Sumida's team produced the creature from rare mutants of the Japanese brown frog, or Rena japonica, whose backs are usually ochre or brown. Two kinds of recessive genes have been known to cause the frog to be pale.
While goldfish are easier to keep, frogs are higher forms of life and therefore preferable for experiments, Sumida said.

Monday, December 14, 2009

Absolute See-Through (Clear) Zebrafish and See-through Goldfish

This is my first line of Zebrafish I named “Absolute.” It will be useful in many areas of research. It is a cross of rose^b140 which lacks guanine and nacre^b692 which lacks melanin.

I just started distributing them to the research community. Someone I sent them to in Japan mentioned their friend was working on a clear goldfish for similar areas of research. The clear goldfish have just been published:

“The clear goldfish have just been in the news papers. The Yomiuri Shimbun
With Christmas around the corner, a see-through goldfish might make a nice Christmas present for the ichthyologist who has everything.

The goldfish, with transparent scales that reveal its organs, was developed by a joint research team of Mie University and Nagoya University.
The fact that it grows to weigh as much as 1 kilogram will make it useful for research into blood constituents and organ behavior. A report announcing the development of the fish was made at the annual meeting of the Molecular Biology Society of Japan in Yokohama on Wednesday.
The research team bred the transparent fish by repeatedly crossing selected pale goldfish over three years.
As goldfish lay several thousand eggs at a time, they will make useful experimental subjects for the observation of blood makeup and the operation of internal organs without scientists having to dissect them.
In research carried out to hitherto, transparent zebrafish, which also lay a large number of eggs, have often been used, but they are ill-suited for research into studying blood and organs as they are small, weighing about 3 grams.
(Dec. 13, 2009).

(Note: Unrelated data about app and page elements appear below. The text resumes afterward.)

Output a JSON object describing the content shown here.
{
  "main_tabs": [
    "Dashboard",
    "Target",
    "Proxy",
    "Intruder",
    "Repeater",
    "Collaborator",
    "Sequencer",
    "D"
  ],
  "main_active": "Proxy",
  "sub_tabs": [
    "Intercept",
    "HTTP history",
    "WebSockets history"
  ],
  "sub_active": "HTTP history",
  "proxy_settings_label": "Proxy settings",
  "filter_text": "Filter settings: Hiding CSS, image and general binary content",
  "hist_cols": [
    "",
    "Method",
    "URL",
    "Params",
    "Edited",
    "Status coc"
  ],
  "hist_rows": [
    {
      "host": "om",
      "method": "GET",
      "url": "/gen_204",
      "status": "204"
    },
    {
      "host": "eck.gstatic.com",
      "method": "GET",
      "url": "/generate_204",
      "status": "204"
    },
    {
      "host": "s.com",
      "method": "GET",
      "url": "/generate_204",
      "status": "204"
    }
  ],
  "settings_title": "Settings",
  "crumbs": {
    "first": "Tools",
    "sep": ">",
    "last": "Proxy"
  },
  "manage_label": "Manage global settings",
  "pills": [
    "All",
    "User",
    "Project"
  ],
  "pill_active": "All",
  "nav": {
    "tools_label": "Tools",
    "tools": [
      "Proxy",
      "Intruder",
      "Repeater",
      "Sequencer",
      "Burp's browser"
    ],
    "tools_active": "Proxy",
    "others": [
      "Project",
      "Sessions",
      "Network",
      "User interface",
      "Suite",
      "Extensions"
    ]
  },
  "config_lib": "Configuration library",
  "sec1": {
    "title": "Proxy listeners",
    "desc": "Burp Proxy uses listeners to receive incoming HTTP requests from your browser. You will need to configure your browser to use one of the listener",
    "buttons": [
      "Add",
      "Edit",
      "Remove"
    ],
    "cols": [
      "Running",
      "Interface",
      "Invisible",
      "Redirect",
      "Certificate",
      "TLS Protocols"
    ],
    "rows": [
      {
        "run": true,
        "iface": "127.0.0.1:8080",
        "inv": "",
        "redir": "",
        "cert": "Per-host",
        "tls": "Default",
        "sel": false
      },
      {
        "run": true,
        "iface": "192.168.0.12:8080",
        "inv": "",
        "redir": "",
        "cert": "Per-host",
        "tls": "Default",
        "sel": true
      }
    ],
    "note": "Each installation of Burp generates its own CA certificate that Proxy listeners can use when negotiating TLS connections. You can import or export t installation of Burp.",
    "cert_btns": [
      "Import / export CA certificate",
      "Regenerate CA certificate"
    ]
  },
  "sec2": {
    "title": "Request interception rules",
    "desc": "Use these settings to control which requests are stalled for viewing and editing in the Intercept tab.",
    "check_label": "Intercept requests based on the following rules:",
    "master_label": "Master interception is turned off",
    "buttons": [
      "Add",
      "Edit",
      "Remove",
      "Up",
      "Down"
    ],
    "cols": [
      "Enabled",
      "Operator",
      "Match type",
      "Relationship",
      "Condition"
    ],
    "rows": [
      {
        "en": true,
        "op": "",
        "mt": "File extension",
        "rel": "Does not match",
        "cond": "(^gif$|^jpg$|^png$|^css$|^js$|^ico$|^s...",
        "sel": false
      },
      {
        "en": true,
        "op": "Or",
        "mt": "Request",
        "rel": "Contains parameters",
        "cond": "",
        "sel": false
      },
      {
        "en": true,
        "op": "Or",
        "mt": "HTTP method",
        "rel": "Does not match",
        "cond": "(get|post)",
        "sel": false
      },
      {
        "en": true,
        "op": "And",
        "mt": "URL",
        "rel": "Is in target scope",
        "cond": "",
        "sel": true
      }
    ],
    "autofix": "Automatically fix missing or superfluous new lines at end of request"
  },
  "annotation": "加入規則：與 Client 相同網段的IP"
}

endothelin receptor b1 (ednrb1; rose)
fewer iridophores and melanophores; Ednrb1 is a G-protein coupled receptor expressed by pigment cells and their precursors (Parichy et al. 2000).

microphthalmia a (mitfa, nacre)
lacks melanophores; Mitfa is a key transcription factor in melanophore specification

Saturday, December 12, 2009

Take a Breather

Thick Ice

It's been a deep freeze up this way. I had to make a shipment this
week and it took a lot of effort to get through the 4 inch ice in my
above ground tanks.

Japanese Ranchu Magazine

I've been looking for a copy for 3 years and finally found one in Japan! I believe it has been out of print for a while. It has jinchu kai and other amazing fish in its pages. <}}}><